February 28, 2017
Belgium’s economy gained some speed in the final quarter of last year, although growth over 2016 as a whole remained modest. GDP in Q4 increased a seasonally- and calendar-adjusted 0.5% compared to the prior quarter, according to comprehensive data released by the Bank of Belgium (NBB), coming in above the 0.4% preliminary estimate reported on 30 January and a notable rise from Q3’s 0.2%. Despite this, economic growth slowed over last year as a whole relative to 2015, dipping from 1.5% to 1.2%. It was dragged lower in particular by sluggish private consumption growth as a result of wage moderation and higher inflation taking their toll on consumers’ purchasing power.

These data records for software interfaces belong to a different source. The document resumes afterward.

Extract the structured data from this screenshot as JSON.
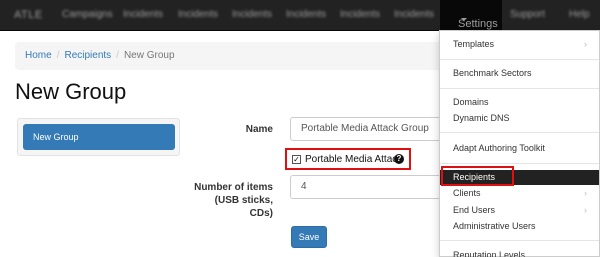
{
  "navbar": {
    "brand": "ATLE",
    "items": [
      "Campaigns",
      "Incidents",
      "Incidents",
      "Incidents",
      "Incidents",
      "Incidents",
      "Incidents"
    ],
    "settings_label": "Settings",
    "support_label": "Support",
    "help_label": "Help"
  },
  "breadcrumb": {
    "home": "Home",
    "recipients": "Recipients",
    "current": "New Group"
  },
  "page_title": "New Group",
  "sidebar": {
    "active_item": "New Group"
  },
  "form": {
    "name_label": "Name",
    "name_value": "Portable Media Attack Group",
    "checkbox_label": "Portable Media Attack",
    "checkbox_checked": true,
    "items_label_line1": "Number of items",
    "items_label_line2": "(USB sticks,",
    "items_label_line3": "CDs)",
    "items_value": "4",
    "save_label": "Save"
  },
  "settings_menu": {
    "items": [
      {
        "label": "Templates",
        "has_submenu": true
      },
      {
        "label": "Benchmark Sectors",
        "has_submenu": false
      },
      {
        "label": "Domains",
        "has_submenu": false
      },
      {
        "label": "Dynamic DNS",
        "has_submenu": false
      },
      {
        "label": "Adapt Authoring Toolkit",
        "has_submenu": false
      },
      {
        "label": "Recipients",
        "has_submenu": false,
        "active": true
      },
      {
        "label": "Clients",
        "has_submenu": true
      },
      {
        "label": "End Users",
        "has_submenu": true
      },
      {
        "label": "Administrative Users",
        "has_submenu": false
      },
      {
        "label": "Reputation Levels",
        "has_submenu": false
      }
    ],
    "submenu_indicator": "›"
  },
  "colors": {
    "navbar_bg": "#222222",
    "primary": "#337ab7",
    "highlight_border": "#e01010",
    "menu_active_bg": "#222222"
  }
}
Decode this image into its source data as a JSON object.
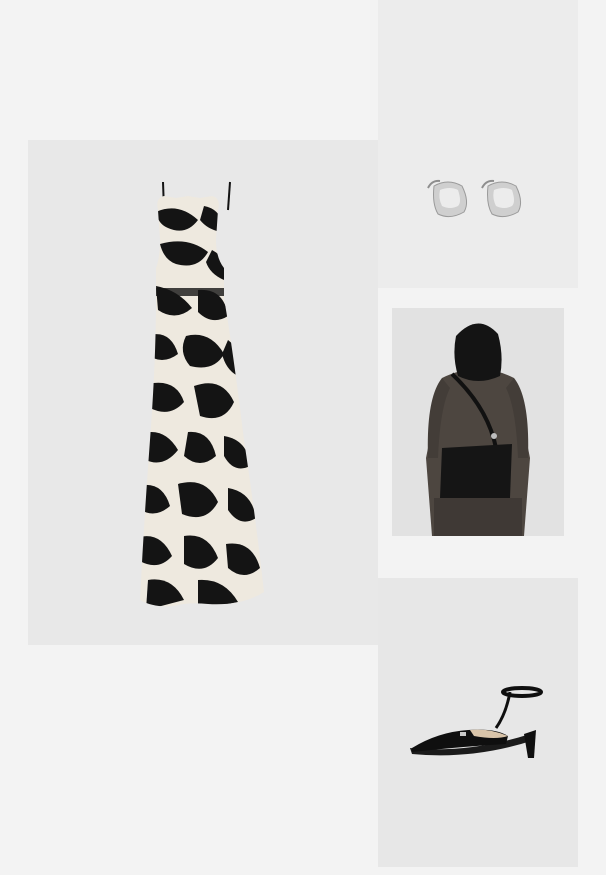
{
  "collage": {
    "items": [
      {
        "id": "dress",
        "kind": "printed maxi dress"
      },
      {
        "id": "earrings",
        "kind": "silver hoop earrings"
      },
      {
        "id": "bag",
        "kind": "black suede shoulder bag"
      },
      {
        "id": "shoe",
        "kind": "black slingback kitten heel"
      }
    ]
  },
  "colors": {
    "page_background": "#f3f3f3",
    "tile_background": "#e8e8e8",
    "print_dark": "#141414",
    "print_light": "#eee9df",
    "silver": "#c9c9c9",
    "leather_coat": "#4d4640",
    "bag_black": "#151515",
    "shoe_black": "#0f0f0f"
  }
}
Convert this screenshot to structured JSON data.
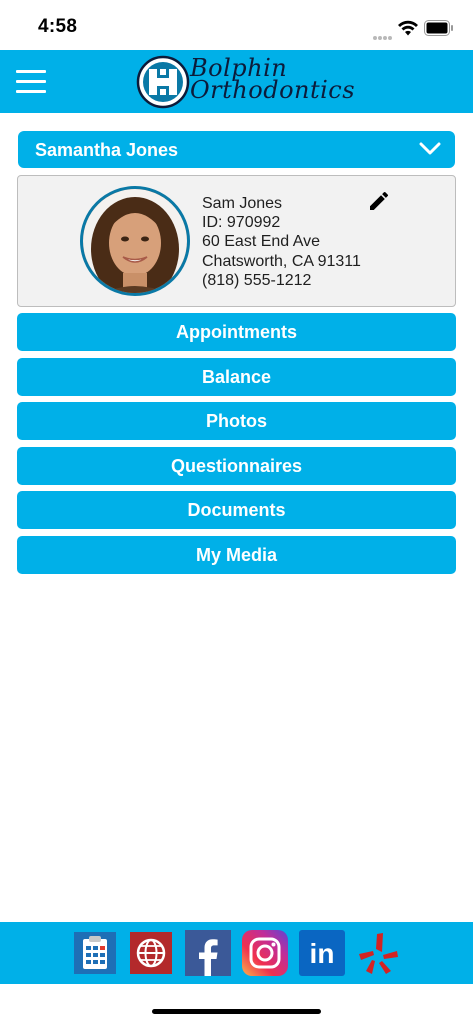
{
  "status_bar": {
    "time": "4:58"
  },
  "header": {
    "logo_line1": "Bolphin",
    "logo_line2": "Orthodontics",
    "brand_color": "#00b0e8"
  },
  "patient_select": {
    "selected": "Samantha Jones"
  },
  "profile": {
    "name": "Sam Jones",
    "id": "ID: 970992",
    "address1": "60 East End Ave",
    "address2": "Chatsworth, CA 91311",
    "phone": "(818) 555-1212"
  },
  "nav": [
    {
      "label": "Appointments"
    },
    {
      "label": "Balance"
    },
    {
      "label": "Photos"
    },
    {
      "label": "Questionnaires"
    },
    {
      "label": "Documents"
    },
    {
      "label": "My Media"
    }
  ],
  "footer": {
    "icons": [
      "clipboard-icon",
      "website-globe-icon",
      "facebook-icon",
      "instagram-icon",
      "linkedin-icon",
      "yelp-icon"
    ],
    "linkedin_text": "in"
  }
}
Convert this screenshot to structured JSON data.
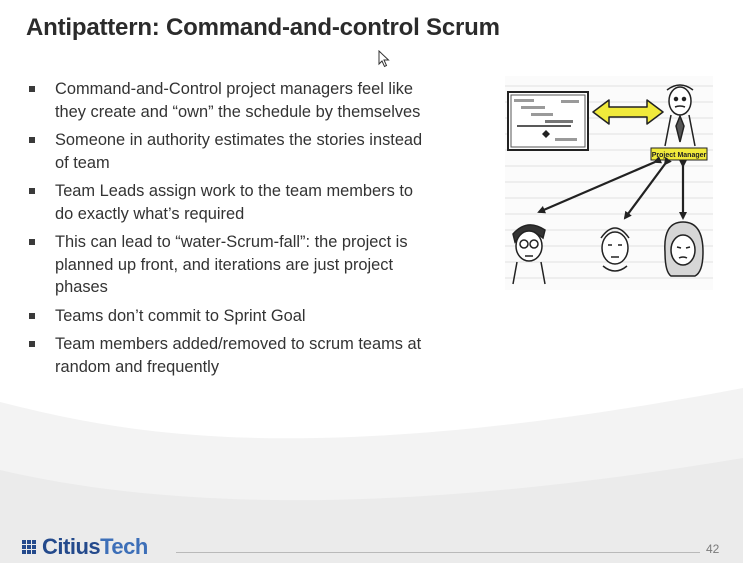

Q4’s acceleration came on the back of a solid expansion in fixed investment, which rose 1.5% quarter-on-quarter. The drivers were likely the same as in previous quarters, with firms aided by the continued easy access to credit, due in part to the ECB’s loose monetary stance, as well as by greater profitability thanks to a reduction in labor costs and social security contributions. Government consumption in Q4 rose 0.4%, contrasting the 0.1% drop recorded in Q3 and marking the fastest expansion in nine quarters. In contrast, private consumption growth slowed in Q4, capping off a disappointing year (Q4: +0.2% quarter-on-quarter; Q3: +0.4% qoq) Consumers continued to feel the pinch due to the double whammy of low wage increases and higher inflation.
On the external side, exports sped up considerably, expanding 2.0% in Q4 (Q3: +0.6% qoq), likely propelled by healthy growth in the Euro area and the UK. Imports also picked up pace, rising 2.2% over the same period (Q3: +0.3% qoq). As a result, the external sector’s net contribution to growth slipped from 0.3 percentage points in Q3 to minus 0.1 percentage points in Q4.
Looking ahead, growth should pick up moderately this year and next and become more demand-oriented, although the economy will hardly be racing along. Investment is set to remain strong as further cuts to employers’ social security contributions increase profitability. In addition, following a period of low wage growth due to indexation freezes, wages should pick up again, giving private consumption a shot in the arm. External risks abound however, particularly concerning the shape of the country’s future relationship with the UK, an important trading partner.
Author: Oliver Reynolds, Economist